The National Institutes of Health (NIH) announced October 13, 2015 that the requirements of the Vertebrate Animals Section (VAS) of grant applications, cooperative agreements and contract proposals have been changed (NOT-OD-16-006) along with some features of 2016 grant application guidance, forms and instructions (NOT-OD-16-004). The VAS changes are designed to remove redundancy with Institutional Animal Care and Use Committee (IACUC) review while meeting the requirements of the Public Health Service Policy on Humane Care and Use of Laboratory Animals.
For more information on VAS requirements, including a checklist, detailed instructions with links to worksheets, please refer to the Vertebrate Animals Section at the NIH Office for Laboratory Animal Welfare webpage.
Required Elements of the Vertebrate Animal Section (VAS) (see OLAW Notice: NOT-OD-16-006)
If live vertebrate animals are to be used, federal policy requires that the following criteria are addressed in all applications:
- Description of Procedures: Provide a concise description of the proposed procedures to be used that involve vertebrate animals. Identify the species, strains, ages, sex and total number of animals by species to be used. If dogs or cats are proposed, provide the source of the animals.

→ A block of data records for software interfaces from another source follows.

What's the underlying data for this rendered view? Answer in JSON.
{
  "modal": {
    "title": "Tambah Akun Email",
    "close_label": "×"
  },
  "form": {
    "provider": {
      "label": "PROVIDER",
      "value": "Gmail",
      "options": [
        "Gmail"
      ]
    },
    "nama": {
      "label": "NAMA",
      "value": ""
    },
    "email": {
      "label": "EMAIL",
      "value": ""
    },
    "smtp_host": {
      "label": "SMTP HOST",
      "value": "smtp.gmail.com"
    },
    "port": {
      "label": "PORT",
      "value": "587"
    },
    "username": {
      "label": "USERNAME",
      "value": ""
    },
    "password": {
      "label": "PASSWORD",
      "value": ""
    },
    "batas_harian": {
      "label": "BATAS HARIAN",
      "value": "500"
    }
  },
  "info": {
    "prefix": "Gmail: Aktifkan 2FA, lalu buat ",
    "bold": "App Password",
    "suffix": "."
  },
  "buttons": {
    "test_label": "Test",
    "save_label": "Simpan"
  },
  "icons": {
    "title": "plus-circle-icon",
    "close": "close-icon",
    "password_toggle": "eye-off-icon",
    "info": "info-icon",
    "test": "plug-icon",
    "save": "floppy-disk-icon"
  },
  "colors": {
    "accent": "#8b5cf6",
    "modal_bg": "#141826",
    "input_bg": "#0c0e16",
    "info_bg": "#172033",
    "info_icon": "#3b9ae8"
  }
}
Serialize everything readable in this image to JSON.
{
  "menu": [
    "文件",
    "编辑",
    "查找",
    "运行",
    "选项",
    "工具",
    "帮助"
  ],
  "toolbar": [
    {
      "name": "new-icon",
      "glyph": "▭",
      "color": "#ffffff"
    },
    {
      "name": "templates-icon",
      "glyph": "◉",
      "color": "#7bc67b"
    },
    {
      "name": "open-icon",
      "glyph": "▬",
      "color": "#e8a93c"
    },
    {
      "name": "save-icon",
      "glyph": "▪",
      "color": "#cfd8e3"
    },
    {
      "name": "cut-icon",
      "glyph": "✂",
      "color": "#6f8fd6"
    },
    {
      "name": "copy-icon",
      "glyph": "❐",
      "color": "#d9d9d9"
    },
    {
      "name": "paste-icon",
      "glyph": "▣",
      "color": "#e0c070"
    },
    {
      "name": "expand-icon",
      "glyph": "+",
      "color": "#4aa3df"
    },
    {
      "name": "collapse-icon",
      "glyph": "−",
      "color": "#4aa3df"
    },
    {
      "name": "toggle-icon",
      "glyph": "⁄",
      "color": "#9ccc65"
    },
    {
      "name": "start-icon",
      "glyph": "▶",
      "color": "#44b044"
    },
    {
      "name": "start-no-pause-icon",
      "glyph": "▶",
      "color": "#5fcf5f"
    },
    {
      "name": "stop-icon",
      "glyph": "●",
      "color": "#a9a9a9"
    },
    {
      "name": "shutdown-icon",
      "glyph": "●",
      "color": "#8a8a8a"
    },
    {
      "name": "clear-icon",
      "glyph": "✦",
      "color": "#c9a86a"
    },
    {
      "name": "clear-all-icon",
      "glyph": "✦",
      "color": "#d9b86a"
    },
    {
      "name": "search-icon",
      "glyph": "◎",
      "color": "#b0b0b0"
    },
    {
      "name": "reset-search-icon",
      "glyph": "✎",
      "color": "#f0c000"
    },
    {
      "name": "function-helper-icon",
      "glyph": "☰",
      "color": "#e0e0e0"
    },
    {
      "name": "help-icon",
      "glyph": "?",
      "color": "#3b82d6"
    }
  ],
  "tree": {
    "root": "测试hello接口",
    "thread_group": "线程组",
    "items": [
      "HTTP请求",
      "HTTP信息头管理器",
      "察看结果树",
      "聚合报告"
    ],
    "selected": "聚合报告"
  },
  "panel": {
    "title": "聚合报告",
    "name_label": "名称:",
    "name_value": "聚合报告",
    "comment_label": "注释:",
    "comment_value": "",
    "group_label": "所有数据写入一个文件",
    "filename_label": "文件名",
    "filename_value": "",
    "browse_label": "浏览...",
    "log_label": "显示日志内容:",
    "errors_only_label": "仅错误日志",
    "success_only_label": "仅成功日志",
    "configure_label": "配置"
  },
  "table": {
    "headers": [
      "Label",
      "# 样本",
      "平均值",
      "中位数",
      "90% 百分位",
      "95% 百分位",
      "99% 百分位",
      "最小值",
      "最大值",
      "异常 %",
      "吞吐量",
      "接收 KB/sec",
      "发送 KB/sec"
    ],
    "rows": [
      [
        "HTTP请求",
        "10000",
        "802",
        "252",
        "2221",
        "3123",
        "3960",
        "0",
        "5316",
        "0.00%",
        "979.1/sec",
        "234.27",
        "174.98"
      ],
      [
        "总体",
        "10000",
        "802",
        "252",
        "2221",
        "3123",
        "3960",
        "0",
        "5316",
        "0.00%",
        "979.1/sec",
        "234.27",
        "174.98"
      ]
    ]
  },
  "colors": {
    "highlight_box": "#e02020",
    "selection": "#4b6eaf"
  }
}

- Justifications: Provide justification that the species are appropriate for the proposed research. Explain why the research goals cannot be accomplished using an alternative model (e.g., computational, human, invertebrate, in vitro).
- Minimization of Pain and Distress: Describe the interventions to minimize discomfort, distress, pain and injury. These include analgesia, anesthesia, sedation, palliative care and humane endpoints.

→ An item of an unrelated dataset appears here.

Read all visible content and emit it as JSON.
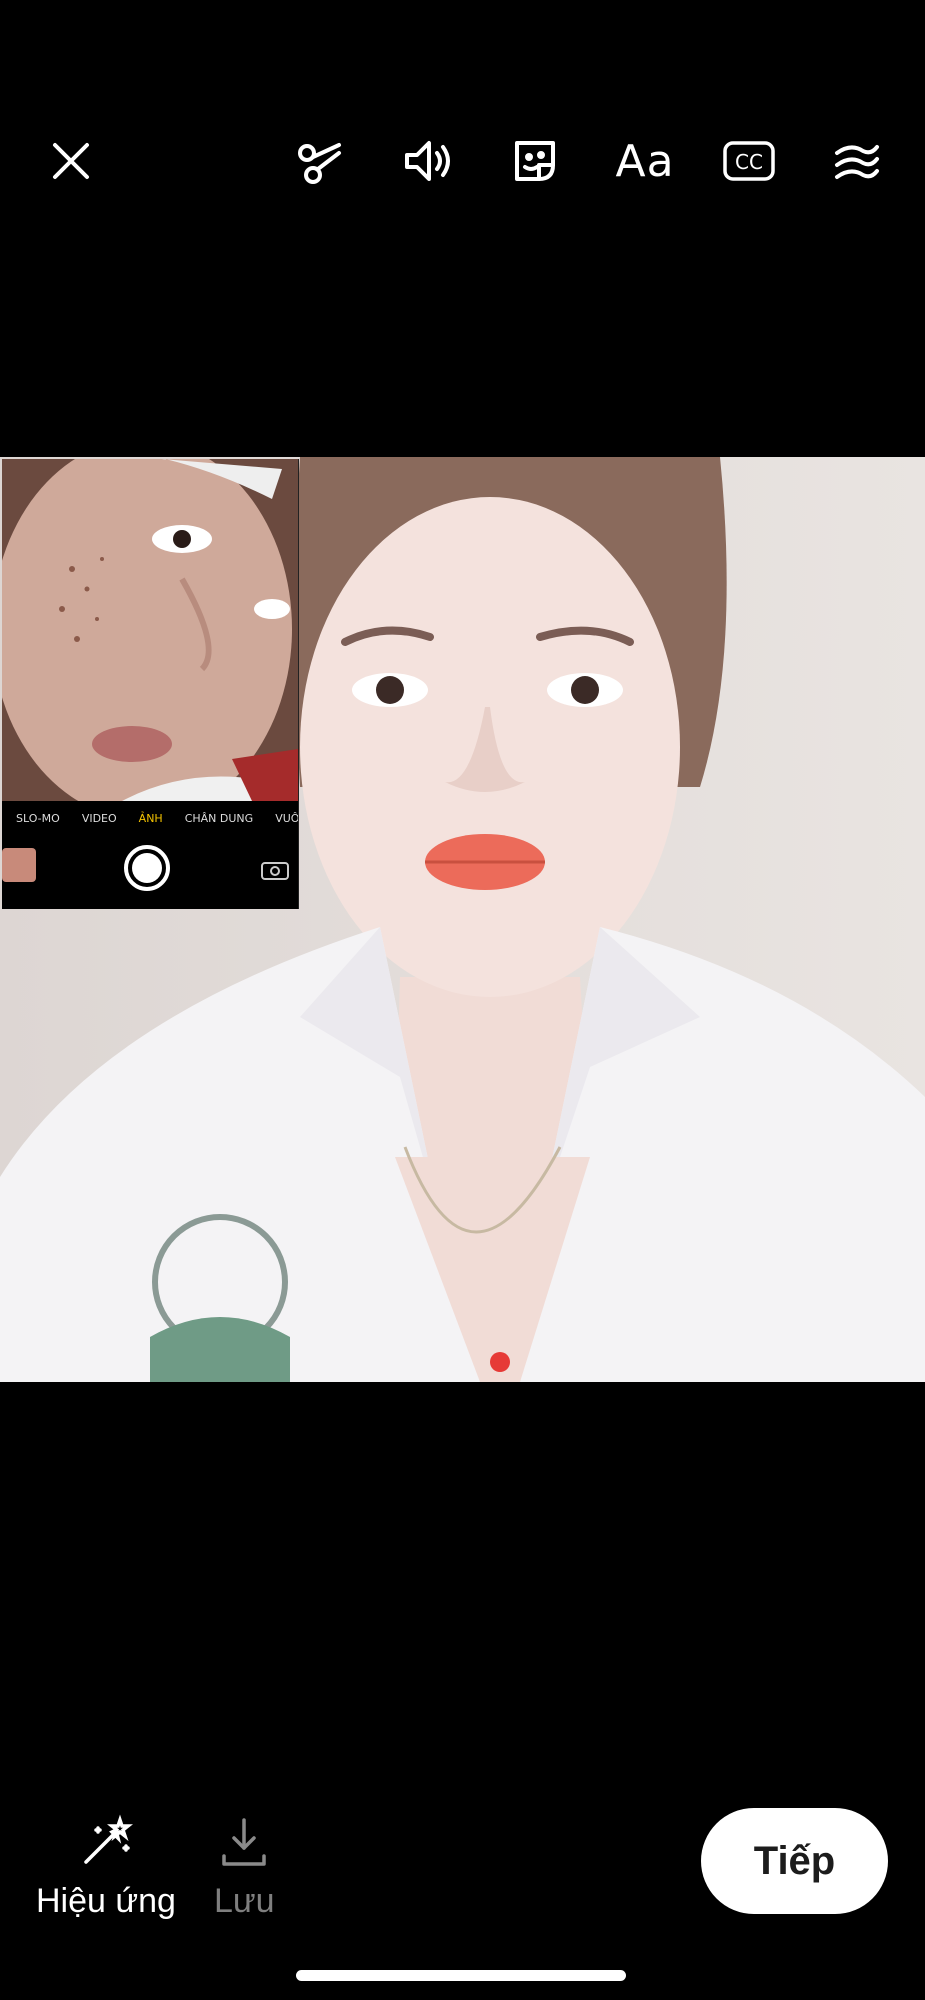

- Euthanasia: State whether the method of euthanasia is consistent with the recommendations of the American Veterinary Medical Association (AVMA) Guidelines for the Euthanasia of Animals. If not, describe the method and provide a scientific justification.

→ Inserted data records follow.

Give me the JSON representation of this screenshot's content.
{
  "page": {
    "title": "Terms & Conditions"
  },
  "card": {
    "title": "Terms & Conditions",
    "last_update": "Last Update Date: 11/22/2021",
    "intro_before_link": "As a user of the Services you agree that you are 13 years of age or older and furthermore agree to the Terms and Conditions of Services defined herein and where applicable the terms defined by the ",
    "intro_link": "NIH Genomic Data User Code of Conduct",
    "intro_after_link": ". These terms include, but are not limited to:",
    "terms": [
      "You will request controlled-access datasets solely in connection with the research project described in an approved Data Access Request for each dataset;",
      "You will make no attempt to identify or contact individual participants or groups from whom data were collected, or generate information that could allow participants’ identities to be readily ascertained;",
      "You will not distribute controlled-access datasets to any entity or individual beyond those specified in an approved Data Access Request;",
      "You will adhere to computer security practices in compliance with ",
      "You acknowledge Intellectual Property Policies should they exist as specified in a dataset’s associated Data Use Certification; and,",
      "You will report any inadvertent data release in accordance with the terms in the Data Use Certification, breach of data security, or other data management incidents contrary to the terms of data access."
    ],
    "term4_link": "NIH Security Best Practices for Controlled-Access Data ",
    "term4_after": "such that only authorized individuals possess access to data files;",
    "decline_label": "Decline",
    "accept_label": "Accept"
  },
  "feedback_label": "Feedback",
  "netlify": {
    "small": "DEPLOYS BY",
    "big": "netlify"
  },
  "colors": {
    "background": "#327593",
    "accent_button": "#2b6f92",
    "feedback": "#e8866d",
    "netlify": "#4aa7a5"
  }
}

Recommended Text for VAS Section 1.4:
- Animals will be euthanized by methods consistent with the recommendations of the American Veterinary Medical Association (AVMA) Guidelines for the Euthanasia of Animals: 2013 Edition.
Note: If you need assistance to determine whether or not your method of euthanasia is consistent with the 2013 AVMA Euthanasia Guidelines, please contact the IACUC Office at 319-335-7985, or email@example.com.